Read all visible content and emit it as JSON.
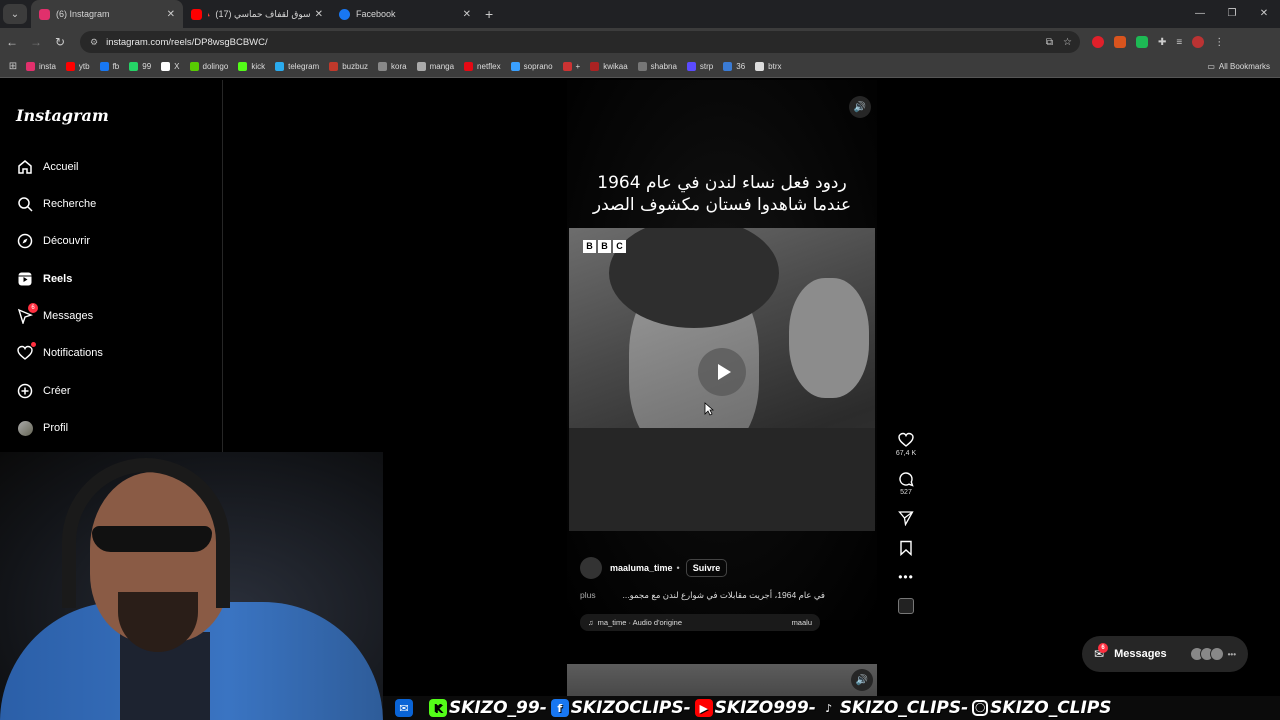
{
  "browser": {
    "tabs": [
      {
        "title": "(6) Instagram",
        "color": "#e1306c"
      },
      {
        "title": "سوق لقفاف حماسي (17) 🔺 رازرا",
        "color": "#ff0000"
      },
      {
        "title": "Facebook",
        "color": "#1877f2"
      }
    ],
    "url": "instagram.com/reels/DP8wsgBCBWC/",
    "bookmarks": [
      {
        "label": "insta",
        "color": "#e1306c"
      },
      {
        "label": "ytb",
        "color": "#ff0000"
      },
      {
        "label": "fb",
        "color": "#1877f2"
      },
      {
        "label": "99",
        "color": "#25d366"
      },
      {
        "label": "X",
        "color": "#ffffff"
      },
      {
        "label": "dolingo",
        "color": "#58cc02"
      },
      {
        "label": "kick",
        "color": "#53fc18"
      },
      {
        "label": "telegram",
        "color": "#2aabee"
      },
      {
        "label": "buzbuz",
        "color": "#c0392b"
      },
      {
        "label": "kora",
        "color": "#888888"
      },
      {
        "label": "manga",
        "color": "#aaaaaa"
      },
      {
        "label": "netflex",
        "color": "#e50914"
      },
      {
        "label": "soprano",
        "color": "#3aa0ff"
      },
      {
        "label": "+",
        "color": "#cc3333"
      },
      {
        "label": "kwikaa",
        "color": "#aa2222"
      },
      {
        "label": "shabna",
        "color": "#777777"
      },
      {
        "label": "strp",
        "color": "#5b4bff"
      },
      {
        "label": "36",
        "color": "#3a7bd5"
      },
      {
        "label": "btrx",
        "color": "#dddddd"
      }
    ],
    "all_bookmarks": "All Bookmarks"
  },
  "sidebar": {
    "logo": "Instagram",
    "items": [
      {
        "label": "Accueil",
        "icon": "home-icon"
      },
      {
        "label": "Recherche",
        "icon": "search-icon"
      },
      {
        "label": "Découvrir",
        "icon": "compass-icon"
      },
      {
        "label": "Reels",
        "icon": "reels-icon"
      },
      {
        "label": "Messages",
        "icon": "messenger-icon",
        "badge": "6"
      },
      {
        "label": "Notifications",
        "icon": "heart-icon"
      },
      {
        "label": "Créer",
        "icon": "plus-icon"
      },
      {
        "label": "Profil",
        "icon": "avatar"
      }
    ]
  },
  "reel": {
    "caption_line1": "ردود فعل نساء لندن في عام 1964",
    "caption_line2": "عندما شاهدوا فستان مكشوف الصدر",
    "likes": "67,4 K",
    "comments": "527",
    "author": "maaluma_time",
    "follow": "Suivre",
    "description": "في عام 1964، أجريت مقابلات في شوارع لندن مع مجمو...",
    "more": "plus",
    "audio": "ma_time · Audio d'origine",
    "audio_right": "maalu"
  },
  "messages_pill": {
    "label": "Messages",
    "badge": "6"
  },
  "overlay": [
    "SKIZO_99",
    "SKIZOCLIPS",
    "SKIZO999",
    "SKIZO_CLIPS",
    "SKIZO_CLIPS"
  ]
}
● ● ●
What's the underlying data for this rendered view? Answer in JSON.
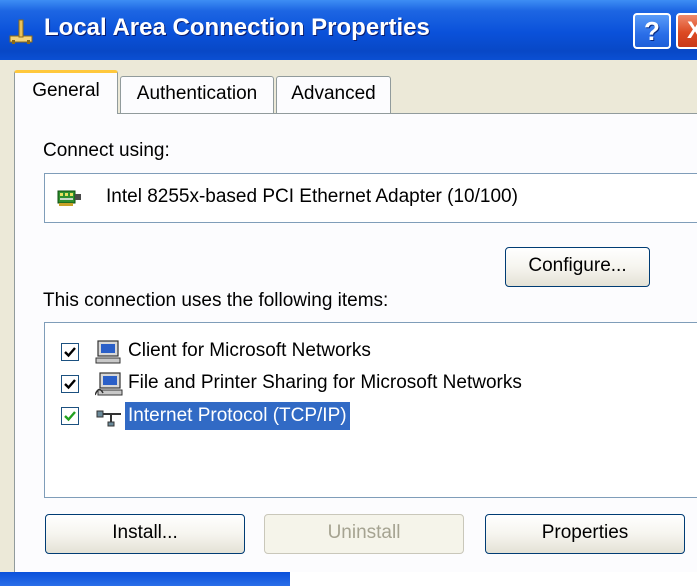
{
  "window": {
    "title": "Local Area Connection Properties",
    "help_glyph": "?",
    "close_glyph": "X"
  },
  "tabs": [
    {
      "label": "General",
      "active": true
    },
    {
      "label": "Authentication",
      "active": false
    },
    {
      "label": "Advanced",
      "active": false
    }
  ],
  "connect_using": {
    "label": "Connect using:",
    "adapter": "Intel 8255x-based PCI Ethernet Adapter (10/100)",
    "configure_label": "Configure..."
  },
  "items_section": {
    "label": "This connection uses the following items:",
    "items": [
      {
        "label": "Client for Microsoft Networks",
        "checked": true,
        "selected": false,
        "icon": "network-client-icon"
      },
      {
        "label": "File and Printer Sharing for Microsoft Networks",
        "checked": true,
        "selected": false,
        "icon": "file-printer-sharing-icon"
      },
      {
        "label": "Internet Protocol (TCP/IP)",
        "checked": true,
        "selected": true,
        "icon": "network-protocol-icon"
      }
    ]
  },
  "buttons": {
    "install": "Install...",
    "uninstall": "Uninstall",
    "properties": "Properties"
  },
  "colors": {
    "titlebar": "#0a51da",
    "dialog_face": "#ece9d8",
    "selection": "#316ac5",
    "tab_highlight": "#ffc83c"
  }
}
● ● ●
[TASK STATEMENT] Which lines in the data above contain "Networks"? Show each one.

[ANSWER BOX]
        "label": "Client for Microsoft Networks",
        "label": "File and Printer Sharing for Microsoft Networks",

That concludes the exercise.